> ASSIGNMENT
Establish how many lines below contain the string "this". Respond with that number alone.

Dataset rows for apps and sites:
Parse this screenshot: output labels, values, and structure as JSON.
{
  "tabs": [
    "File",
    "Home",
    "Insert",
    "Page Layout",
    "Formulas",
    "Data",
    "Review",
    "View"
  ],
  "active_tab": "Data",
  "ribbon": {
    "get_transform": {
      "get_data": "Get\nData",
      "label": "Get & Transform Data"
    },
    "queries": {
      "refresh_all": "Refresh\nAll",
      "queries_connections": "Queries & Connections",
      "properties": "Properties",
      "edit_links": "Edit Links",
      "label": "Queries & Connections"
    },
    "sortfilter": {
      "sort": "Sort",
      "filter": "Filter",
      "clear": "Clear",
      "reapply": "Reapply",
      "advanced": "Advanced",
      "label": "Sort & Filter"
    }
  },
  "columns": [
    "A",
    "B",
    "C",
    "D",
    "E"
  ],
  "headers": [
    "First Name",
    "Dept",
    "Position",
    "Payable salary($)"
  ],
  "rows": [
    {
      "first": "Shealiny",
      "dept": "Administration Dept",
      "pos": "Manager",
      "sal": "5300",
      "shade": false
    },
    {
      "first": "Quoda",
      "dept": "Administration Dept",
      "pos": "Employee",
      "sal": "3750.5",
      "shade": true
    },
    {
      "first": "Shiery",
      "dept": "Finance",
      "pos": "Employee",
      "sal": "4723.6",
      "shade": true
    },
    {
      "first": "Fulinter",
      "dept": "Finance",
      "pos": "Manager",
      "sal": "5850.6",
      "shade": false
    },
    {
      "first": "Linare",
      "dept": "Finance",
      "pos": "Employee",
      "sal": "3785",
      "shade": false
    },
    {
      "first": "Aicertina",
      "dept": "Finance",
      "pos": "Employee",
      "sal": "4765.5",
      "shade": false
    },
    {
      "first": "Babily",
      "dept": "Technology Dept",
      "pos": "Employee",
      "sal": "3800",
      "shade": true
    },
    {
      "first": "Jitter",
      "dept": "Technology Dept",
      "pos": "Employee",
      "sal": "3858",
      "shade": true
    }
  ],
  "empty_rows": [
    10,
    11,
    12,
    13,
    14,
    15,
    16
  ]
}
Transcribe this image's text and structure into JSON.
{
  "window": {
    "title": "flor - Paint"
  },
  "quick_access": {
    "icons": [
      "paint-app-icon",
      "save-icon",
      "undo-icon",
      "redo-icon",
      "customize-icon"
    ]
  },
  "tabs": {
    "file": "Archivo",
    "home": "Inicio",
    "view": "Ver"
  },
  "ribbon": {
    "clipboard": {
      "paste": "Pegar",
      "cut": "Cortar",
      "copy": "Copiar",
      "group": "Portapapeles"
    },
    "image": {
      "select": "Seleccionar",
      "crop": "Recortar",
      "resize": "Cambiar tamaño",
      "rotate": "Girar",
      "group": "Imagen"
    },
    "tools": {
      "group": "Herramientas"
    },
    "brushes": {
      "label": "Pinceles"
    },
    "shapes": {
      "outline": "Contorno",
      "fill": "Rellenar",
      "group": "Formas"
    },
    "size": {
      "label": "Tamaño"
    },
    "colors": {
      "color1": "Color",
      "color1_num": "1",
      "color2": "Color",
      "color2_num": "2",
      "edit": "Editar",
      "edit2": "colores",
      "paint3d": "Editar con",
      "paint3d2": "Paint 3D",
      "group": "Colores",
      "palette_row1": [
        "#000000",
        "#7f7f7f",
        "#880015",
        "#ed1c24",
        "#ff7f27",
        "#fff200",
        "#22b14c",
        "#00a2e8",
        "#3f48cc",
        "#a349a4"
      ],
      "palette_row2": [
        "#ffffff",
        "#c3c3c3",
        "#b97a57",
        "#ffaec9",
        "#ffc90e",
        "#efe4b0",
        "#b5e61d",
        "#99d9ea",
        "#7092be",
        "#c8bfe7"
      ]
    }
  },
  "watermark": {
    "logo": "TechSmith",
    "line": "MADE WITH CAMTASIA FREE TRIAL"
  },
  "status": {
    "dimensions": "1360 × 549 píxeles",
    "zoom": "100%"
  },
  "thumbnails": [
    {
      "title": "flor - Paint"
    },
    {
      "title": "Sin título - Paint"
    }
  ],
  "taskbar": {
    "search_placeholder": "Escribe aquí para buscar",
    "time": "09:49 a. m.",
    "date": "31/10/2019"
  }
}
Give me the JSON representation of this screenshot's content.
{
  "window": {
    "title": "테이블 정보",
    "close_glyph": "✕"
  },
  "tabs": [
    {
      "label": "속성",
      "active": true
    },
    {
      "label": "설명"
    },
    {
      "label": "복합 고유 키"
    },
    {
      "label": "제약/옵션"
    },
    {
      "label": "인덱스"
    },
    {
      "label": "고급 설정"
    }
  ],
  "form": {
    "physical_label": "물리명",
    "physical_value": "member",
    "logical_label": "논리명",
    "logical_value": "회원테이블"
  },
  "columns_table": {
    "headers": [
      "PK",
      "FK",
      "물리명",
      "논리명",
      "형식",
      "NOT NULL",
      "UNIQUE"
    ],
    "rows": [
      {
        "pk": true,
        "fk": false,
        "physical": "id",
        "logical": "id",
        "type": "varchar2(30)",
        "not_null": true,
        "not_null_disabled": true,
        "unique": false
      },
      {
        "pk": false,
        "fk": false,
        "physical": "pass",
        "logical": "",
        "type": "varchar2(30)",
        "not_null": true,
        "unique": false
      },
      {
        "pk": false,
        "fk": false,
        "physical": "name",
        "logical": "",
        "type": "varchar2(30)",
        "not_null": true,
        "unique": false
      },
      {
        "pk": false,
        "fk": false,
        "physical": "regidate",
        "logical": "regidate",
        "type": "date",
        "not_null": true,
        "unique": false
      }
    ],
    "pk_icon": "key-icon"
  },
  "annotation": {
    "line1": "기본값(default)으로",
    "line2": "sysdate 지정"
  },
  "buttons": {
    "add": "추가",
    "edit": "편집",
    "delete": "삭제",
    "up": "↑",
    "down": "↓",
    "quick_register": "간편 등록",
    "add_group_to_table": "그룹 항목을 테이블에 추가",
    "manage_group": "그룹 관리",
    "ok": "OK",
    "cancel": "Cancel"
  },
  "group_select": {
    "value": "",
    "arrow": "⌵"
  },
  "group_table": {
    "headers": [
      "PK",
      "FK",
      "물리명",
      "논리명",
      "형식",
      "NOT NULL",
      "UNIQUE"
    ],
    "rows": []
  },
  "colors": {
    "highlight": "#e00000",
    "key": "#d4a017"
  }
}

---

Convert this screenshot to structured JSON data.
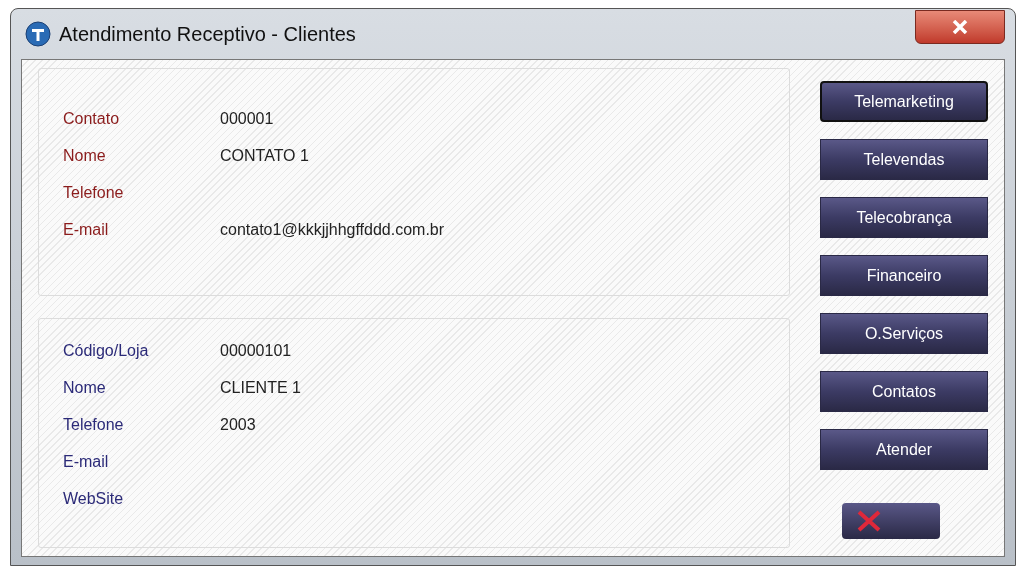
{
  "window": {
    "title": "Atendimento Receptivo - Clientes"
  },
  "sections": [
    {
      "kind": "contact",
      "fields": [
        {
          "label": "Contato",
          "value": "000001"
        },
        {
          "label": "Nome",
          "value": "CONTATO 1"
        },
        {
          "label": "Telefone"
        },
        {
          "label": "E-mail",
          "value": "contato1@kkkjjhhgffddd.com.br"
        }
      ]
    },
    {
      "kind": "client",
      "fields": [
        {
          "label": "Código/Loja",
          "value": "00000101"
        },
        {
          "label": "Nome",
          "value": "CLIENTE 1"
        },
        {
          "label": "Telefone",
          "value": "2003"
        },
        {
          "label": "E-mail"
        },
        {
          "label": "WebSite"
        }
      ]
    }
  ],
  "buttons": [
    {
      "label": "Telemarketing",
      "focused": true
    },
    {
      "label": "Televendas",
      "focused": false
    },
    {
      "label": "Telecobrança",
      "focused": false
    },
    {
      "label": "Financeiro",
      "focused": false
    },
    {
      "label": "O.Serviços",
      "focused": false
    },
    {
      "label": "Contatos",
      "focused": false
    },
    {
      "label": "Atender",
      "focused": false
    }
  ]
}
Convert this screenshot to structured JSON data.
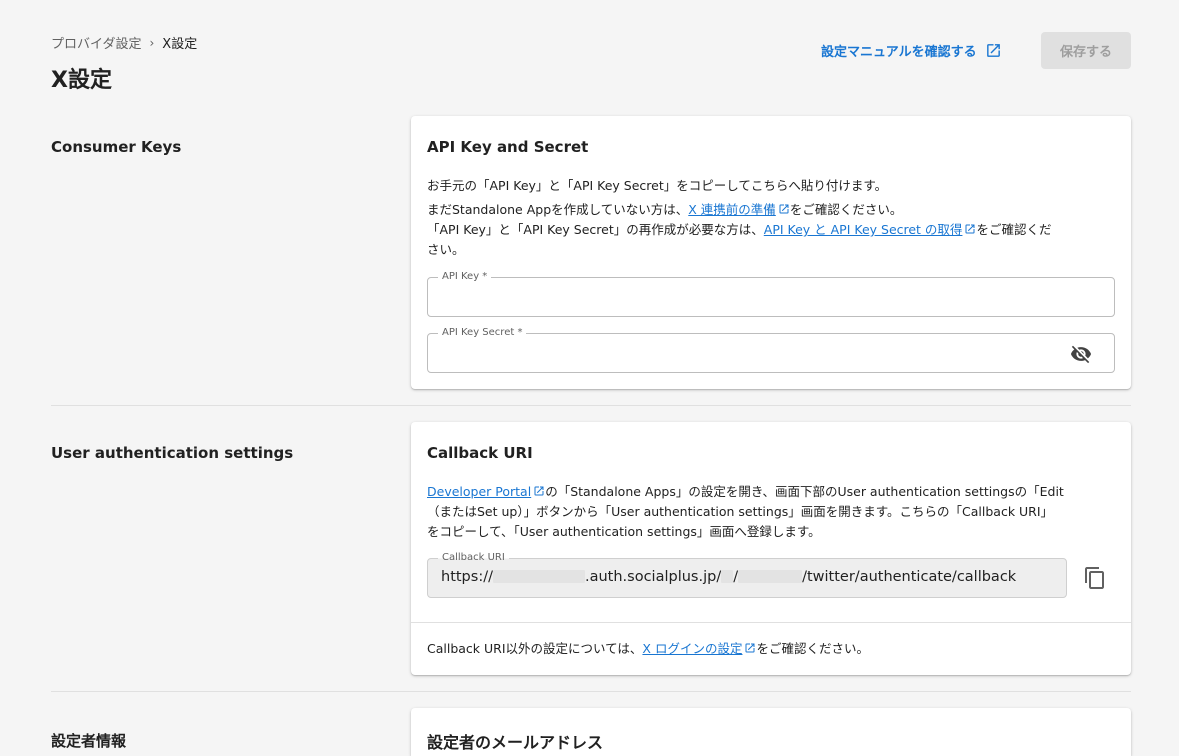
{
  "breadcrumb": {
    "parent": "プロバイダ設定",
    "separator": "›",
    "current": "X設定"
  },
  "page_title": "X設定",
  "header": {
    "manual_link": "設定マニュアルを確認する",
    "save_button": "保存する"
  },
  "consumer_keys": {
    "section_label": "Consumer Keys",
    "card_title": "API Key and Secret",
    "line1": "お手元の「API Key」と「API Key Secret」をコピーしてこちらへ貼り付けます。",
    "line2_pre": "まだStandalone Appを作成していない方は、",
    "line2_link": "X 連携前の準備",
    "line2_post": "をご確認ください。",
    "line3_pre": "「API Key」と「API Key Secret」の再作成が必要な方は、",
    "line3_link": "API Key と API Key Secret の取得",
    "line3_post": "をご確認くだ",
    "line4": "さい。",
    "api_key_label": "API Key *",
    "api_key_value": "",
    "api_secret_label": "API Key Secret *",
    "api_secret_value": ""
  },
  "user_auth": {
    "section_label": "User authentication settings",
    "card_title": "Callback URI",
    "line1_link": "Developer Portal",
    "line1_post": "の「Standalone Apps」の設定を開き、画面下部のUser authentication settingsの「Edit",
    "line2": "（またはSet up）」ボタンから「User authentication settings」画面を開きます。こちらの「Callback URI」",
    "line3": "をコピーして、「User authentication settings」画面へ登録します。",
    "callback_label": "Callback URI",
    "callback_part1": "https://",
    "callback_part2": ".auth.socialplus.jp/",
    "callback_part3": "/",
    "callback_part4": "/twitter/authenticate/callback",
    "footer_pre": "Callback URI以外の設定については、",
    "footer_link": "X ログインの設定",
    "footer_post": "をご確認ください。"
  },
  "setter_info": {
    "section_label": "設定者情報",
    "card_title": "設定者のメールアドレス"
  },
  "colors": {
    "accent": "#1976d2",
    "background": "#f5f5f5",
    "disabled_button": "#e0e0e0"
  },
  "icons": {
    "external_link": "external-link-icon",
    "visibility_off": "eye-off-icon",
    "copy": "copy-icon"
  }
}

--

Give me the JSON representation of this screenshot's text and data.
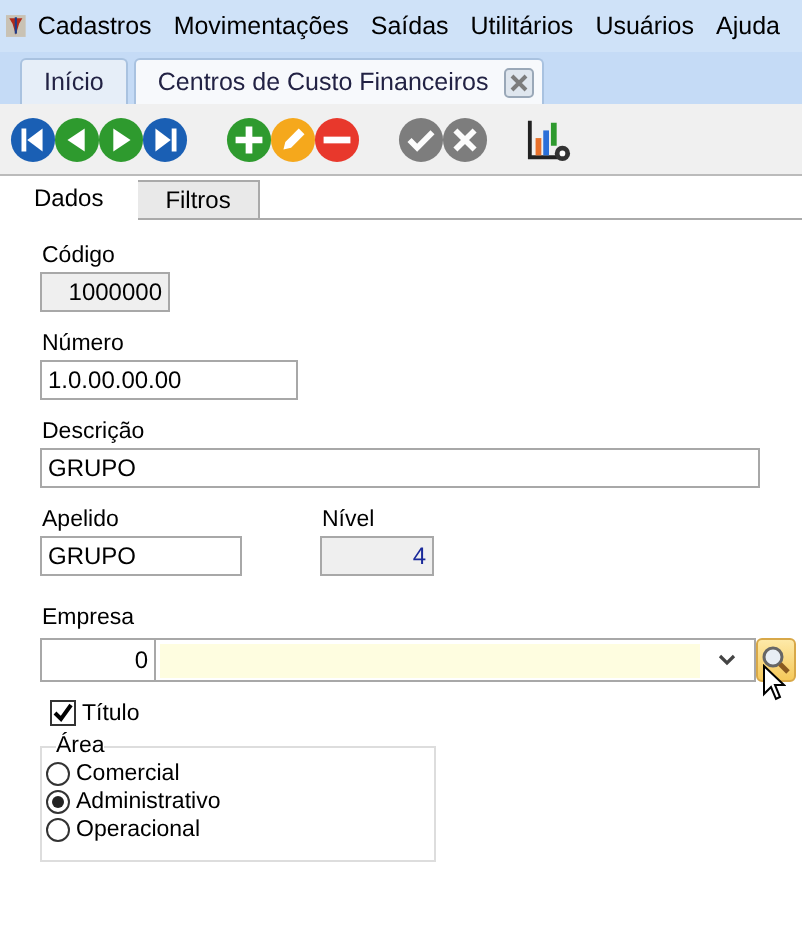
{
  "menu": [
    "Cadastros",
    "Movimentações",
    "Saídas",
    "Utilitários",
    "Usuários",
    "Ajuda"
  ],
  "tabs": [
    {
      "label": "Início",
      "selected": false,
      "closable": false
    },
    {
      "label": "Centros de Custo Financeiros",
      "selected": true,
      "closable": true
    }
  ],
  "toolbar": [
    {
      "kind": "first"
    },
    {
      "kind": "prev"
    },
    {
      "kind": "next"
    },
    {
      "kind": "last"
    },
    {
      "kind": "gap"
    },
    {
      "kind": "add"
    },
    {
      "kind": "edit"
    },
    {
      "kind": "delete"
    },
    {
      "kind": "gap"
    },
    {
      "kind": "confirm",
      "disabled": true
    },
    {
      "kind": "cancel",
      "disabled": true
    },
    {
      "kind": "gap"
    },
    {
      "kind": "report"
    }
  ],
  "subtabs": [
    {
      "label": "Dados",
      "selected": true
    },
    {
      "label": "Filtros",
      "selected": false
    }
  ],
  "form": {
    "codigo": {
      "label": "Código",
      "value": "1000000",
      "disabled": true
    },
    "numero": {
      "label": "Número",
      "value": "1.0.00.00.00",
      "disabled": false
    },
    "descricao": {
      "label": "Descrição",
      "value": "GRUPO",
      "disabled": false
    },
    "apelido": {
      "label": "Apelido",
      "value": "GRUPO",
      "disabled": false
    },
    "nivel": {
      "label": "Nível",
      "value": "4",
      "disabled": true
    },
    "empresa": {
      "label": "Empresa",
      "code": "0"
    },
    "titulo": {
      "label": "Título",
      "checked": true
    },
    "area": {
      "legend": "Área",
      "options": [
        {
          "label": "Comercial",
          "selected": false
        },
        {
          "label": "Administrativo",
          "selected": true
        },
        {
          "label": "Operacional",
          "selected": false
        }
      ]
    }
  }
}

> RESPONSE BELOW
6